What this task involves →
The expected result is an exact restatement of the data, free of pictures.

[Stored items from a collection]

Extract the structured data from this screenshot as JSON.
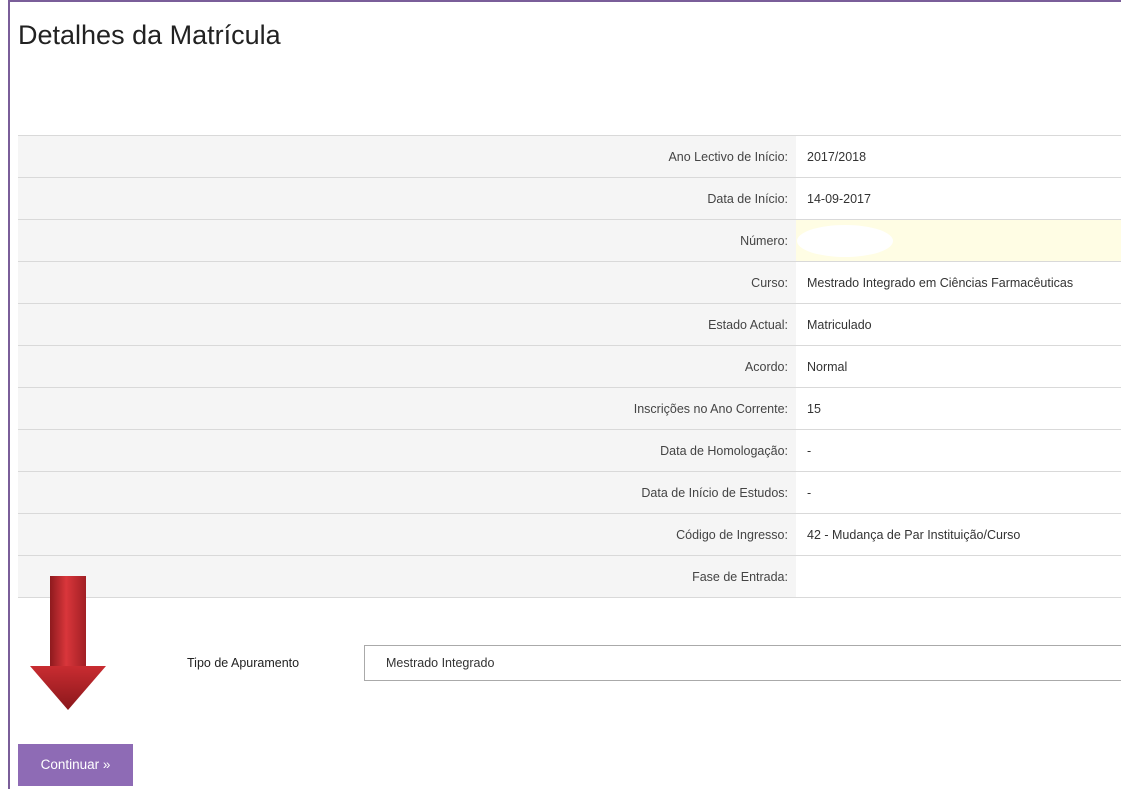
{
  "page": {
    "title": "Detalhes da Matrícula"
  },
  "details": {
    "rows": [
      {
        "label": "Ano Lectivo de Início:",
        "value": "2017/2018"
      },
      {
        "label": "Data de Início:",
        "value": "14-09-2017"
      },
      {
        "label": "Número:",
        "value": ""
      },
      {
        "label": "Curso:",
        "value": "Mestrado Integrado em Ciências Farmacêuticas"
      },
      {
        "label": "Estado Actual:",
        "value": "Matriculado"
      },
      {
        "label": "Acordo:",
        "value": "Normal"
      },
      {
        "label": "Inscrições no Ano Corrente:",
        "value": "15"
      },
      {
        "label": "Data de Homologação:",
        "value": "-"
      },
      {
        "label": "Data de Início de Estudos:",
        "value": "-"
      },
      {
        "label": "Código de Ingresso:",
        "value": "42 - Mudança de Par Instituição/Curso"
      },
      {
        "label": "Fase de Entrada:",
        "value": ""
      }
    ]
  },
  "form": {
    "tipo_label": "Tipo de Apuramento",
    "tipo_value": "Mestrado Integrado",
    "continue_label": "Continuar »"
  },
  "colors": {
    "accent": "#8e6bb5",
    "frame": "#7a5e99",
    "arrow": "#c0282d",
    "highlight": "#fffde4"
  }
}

Task solution →
Extract the structured data from this screenshot as JSON.
{
  "page": {
    "title": "Detalhes da Matrícula"
  },
  "details": {
    "rows": [
      {
        "label": "Ano Lectivo de Início:",
        "value": "2017/2018"
      },
      {
        "label": "Data de Início:",
        "value": "14-09-2017"
      },
      {
        "label": "Número:",
        "value": ""
      },
      {
        "label": "Curso:",
        "value": "Mestrado Integrado em Ciências Farmacêuticas"
      },
      {
        "label": "Estado Actual:",
        "value": "Matriculado"
      },
      {
        "label": "Acordo:",
        "value": "Normal"
      },
      {
        "label": "Inscrições no Ano Corrente:",
        "value": "15"
      },
      {
        "label": "Data de Homologação:",
        "value": "-"
      },
      {
        "label": "Data de Início de Estudos:",
        "value": "-"
      },
      {
        "label": "Código de Ingresso:",
        "value": "42 - Mudança de Par Instituição/Curso"
      },
      {
        "label": "Fase de Entrada:",
        "value": ""
      }
    ]
  },
  "form": {
    "tipo_label": "Tipo de Apuramento",
    "tipo_value": "Mestrado Integrado",
    "continue_label": "Continuar »"
  },
  "colors": {
    "accent": "#8e6bb5",
    "frame": "#7a5e99",
    "arrow": "#c0282d",
    "highlight": "#fffde4"
  }
}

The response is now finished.